What’s required, after all the hard work of conducting and concluding major inquiries, is an equally comprehensive public education campaign. We have fallen short in effectively percolating down through the ranks of the public service and the public at large the findings, results, outcomes and expectations of major public inquiries – particularly those that involve the Indigenous.
Government policies can’t be seen to be legitimate if the people don’t understand, accept and support policy decisions. And even where policies are implemented, they’re not likely to result in changes in attitude and values.
We continue to see disproportionately high levels of Indigenous in our corrections system. They represent 4.3 percent of the general population but account for 24.6 percent of the prison population. Some have referred to this as the new residential school policy, despite a policy that allows judges to use sanctions outside of mainstream prisons when appropriate.
And how well do Canadians understand the provisions under Section 35 of the Constitution Act?
It recognizes the right to self governance, and the recognition of treaty rights and land claims agreements.
More than effecting changes in attitudes, policy changes first result in behavioural changes, in how we frame laws and processes. It takes much longer to impact changes in attitudes. This can only be achieved by getting to know our Indigenous, understanding their culture and understanding their special status within our constitutional framework.

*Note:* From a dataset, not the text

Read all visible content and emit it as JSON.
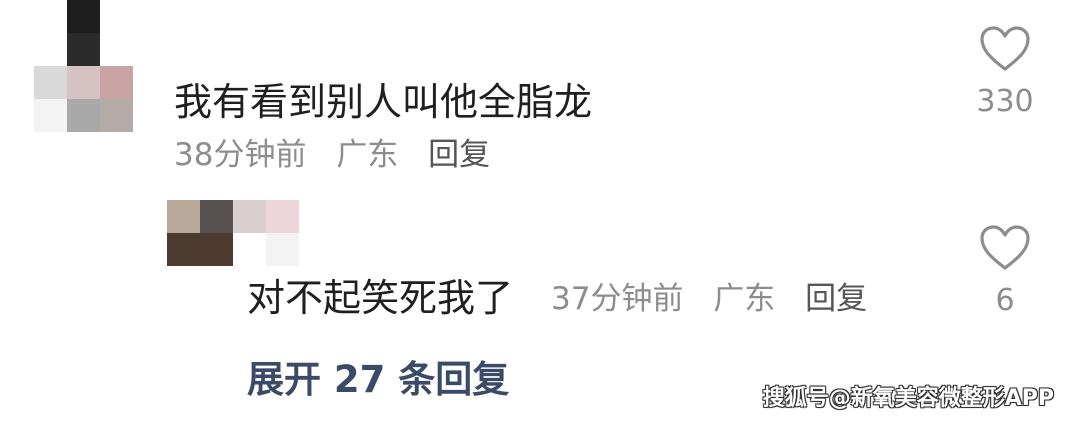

Official apologies, treaty settlements and compensation payments are essential and necessary responses to social injustices. They can never make up for the harm and pain, but they are indicative of a commitment to make amends and to not repeat mistakes.
But if these gestures aren’t reflective of a comprehensive social evolution on attitudes, we will fail. We need to chart a course that aims at a truly cohesive, inclusive and compassionate society.
Anil Anand served as a police officer with a Canadian service for 29 years in a variety of roles, including being assigned to Interpol. He has a master of law degree, as well as an MBA, and has taught criminology and community policing courses. His book Mending Broken Fences Policing, looks at the role of contemporary policing in modern society.